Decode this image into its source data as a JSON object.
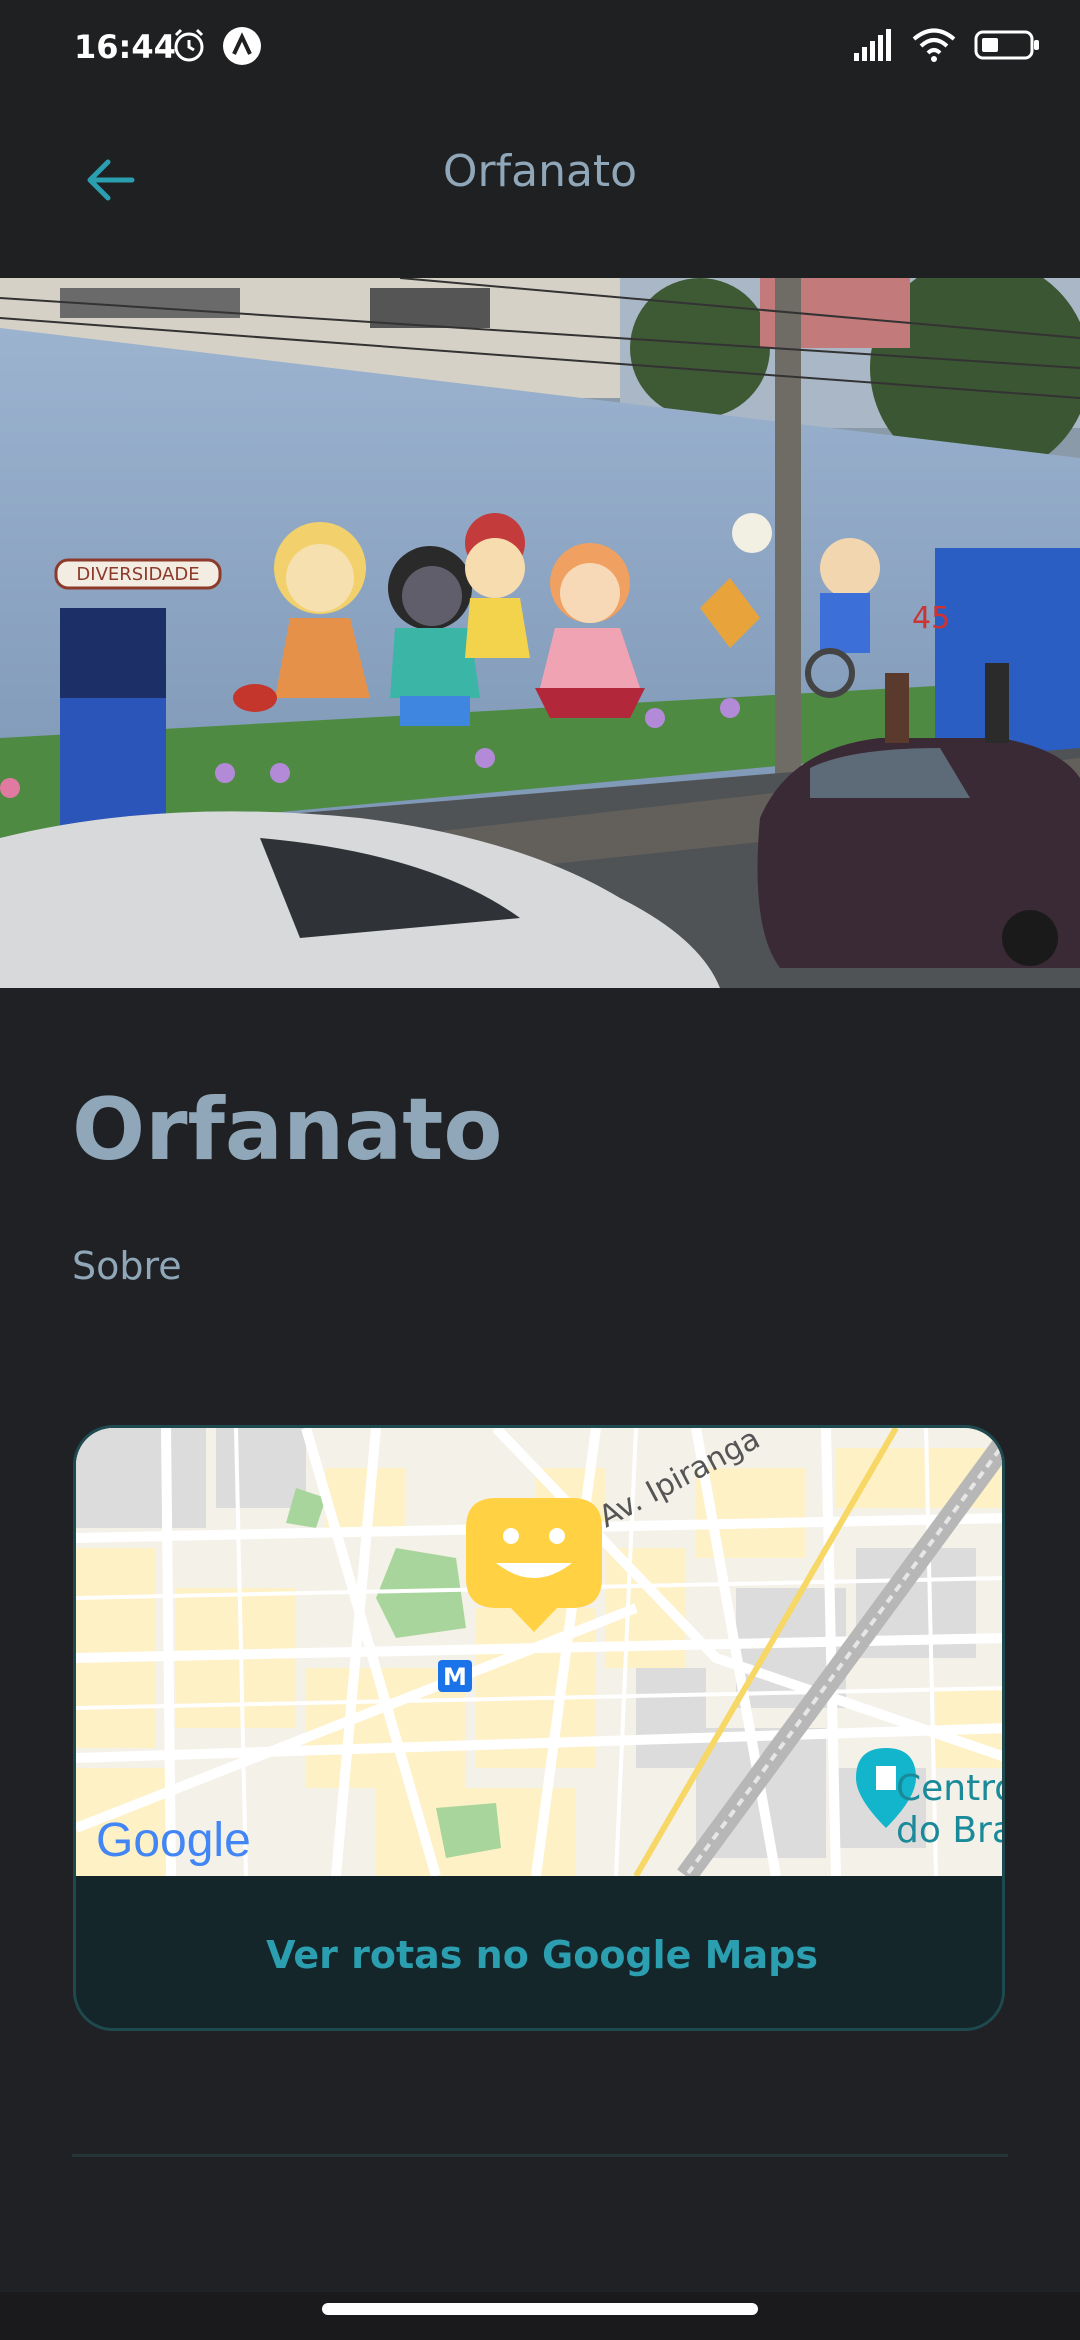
{
  "status": {
    "time": "16:44"
  },
  "header": {
    "title": "Orfanato"
  },
  "hero": {
    "mural_banner": "DIVERSIDADE",
    "number": "45"
  },
  "content": {
    "title": "Orfanato",
    "about_label": "Sobre"
  },
  "map": {
    "street_label": "Av. Ipiranga",
    "poi_label_line1": "Centro",
    "poi_label_line2": "do Bra",
    "metro_label": "M",
    "logo_text": "Google",
    "routes_button": "Ver rotas no Google Maps"
  },
  "colors": {
    "accent": "#2b9fb0",
    "title": "#8fa7b8",
    "marker": "#ffd143",
    "background": "#202124"
  }
}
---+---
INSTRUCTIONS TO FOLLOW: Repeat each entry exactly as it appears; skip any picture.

WRITTEN RESPONSE:
Decode this image into its source data as a JSON object.
{
  "status": {
    "time": "16:44"
  },
  "header": {
    "title": "Orfanato"
  },
  "hero": {
    "mural_banner": "DIVERSIDADE",
    "number": "45"
  },
  "content": {
    "title": "Orfanato",
    "about_label": "Sobre"
  },
  "map": {
    "street_label": "Av. Ipiranga",
    "poi_label_line1": "Centro",
    "poi_label_line2": "do Bra",
    "metro_label": "M",
    "logo_text": "Google",
    "routes_button": "Ver rotas no Google Maps"
  },
  "colors": {
    "accent": "#2b9fb0",
    "title": "#8fa7b8",
    "marker": "#ffd143",
    "background": "#202124"
  }
}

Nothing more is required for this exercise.